The Berlin Literature festival was held from the 4-16 September and I was pleased to be in the city for some of it. Despite the posters on street corners, it isn't that public an event. It doesn't seem to grab public attentiuon the same way that the Sydney Writers Festival does. In Berlin I also took the time to catch up with Katharina Hacker, the 2006 winner of the german Prize. Her book, The Lifeguard, is a terrific read.
The conference in Paris. The first sesssion featured reports from all participants.

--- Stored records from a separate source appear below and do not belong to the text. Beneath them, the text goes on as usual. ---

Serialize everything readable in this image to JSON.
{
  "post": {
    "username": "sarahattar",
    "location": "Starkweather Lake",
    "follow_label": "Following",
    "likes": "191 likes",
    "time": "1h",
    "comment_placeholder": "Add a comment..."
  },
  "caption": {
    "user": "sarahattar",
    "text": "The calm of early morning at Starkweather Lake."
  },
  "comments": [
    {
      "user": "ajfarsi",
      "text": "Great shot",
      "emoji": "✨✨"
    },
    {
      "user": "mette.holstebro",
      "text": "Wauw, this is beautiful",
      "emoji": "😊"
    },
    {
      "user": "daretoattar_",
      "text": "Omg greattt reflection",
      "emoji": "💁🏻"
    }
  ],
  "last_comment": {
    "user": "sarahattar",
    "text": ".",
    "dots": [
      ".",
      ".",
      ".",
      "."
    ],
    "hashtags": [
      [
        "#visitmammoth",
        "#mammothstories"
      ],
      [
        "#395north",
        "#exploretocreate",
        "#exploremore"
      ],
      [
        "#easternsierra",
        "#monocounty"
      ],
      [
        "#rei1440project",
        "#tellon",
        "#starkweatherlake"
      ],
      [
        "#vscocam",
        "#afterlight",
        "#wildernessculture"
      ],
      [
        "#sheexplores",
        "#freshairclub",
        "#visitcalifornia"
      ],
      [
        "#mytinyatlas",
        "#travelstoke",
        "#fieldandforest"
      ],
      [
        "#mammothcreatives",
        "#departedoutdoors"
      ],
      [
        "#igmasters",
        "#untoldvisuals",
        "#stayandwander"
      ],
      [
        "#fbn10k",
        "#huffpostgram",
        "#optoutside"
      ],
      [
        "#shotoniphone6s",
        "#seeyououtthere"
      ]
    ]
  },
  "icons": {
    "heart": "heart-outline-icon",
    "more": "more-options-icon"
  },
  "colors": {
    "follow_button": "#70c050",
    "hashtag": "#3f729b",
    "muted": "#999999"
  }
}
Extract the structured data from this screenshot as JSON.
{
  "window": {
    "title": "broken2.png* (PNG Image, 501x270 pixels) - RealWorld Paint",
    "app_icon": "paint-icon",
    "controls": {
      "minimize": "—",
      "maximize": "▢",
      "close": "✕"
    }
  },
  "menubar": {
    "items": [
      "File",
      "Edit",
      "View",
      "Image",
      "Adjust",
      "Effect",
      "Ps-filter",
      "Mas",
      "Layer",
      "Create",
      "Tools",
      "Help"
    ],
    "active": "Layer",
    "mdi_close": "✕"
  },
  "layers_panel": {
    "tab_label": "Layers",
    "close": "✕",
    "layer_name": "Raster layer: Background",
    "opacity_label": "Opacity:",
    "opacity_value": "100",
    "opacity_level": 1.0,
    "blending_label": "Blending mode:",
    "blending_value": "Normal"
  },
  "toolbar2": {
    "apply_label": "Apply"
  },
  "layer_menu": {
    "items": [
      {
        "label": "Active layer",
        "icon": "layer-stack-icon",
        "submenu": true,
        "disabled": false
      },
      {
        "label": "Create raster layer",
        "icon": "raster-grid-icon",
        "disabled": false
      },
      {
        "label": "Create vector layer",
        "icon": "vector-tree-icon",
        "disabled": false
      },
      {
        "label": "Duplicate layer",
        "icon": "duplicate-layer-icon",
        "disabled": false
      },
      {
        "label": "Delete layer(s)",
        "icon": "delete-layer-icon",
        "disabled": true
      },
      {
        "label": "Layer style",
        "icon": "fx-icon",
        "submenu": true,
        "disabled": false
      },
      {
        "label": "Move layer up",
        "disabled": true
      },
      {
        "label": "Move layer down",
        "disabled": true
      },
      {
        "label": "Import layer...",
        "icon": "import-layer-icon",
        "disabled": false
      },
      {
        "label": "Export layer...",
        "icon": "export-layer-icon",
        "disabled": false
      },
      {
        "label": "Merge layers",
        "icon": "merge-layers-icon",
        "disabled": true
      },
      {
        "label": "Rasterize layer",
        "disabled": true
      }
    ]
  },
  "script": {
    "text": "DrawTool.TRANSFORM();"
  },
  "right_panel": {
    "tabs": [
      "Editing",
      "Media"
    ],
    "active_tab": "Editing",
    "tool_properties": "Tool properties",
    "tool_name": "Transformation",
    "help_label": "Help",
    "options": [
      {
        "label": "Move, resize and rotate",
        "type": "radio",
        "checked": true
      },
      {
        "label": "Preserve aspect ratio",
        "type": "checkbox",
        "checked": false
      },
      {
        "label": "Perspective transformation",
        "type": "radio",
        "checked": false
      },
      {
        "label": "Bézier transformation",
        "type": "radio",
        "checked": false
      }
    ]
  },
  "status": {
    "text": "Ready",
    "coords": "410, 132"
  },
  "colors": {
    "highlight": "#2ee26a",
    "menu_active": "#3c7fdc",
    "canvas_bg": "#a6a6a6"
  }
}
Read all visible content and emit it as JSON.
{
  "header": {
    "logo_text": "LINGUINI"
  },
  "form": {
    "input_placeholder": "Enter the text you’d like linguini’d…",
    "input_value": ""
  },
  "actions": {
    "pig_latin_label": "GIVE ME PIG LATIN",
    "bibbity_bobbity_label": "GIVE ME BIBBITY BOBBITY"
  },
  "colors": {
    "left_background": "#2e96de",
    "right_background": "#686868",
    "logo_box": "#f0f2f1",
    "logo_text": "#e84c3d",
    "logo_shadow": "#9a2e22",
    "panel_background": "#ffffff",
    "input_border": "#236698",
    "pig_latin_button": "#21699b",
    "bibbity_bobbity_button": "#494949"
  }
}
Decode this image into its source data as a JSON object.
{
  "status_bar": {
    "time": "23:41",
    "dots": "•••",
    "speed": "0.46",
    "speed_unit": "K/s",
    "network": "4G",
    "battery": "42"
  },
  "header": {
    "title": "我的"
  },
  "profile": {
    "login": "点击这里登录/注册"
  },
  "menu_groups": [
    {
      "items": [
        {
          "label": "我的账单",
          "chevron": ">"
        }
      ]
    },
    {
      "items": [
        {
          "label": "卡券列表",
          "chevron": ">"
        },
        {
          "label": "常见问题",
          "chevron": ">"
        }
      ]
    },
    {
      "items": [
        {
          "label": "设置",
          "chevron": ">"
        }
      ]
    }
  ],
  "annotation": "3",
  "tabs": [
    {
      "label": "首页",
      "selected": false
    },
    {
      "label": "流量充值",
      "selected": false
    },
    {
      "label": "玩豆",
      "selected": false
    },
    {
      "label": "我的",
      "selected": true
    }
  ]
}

It was very worthwhile to take part in the recent 7th International Conference on Public Lending Right (PLR) in Paris from 6 to 8 September. In Australia, we tend to take this right for granted, but in fact it is in place in only about 27 countries. The USA is not one of them. European countries lead the way, and new countries admitted to membership of the EU have an obligation to introduce PLR as part of their membership of the EU. Some of the Scandinavian countries have an issue with the EU since their PLR systems, like Australia's, aims to encourage their national literatures. The EU expects all of its members to pay PLR for all authors whose works are held in librraries. This has meant that some countries are now paying PLR to US authors, despite the fact the PLR does not exist in the USA. At the same time, Australian authors are eligible for payment as well. The ASA is looking at acting as a central source for the collection of European PLR payments for Australian authors whose works are held in European libraries. I followed up this matter with the Authors Licensed Collecting Society (ALCS) in London after the PLR conference. At present, there are no plans for Australia to pay PLR for any authors except those who are citizens of or resident in Australia.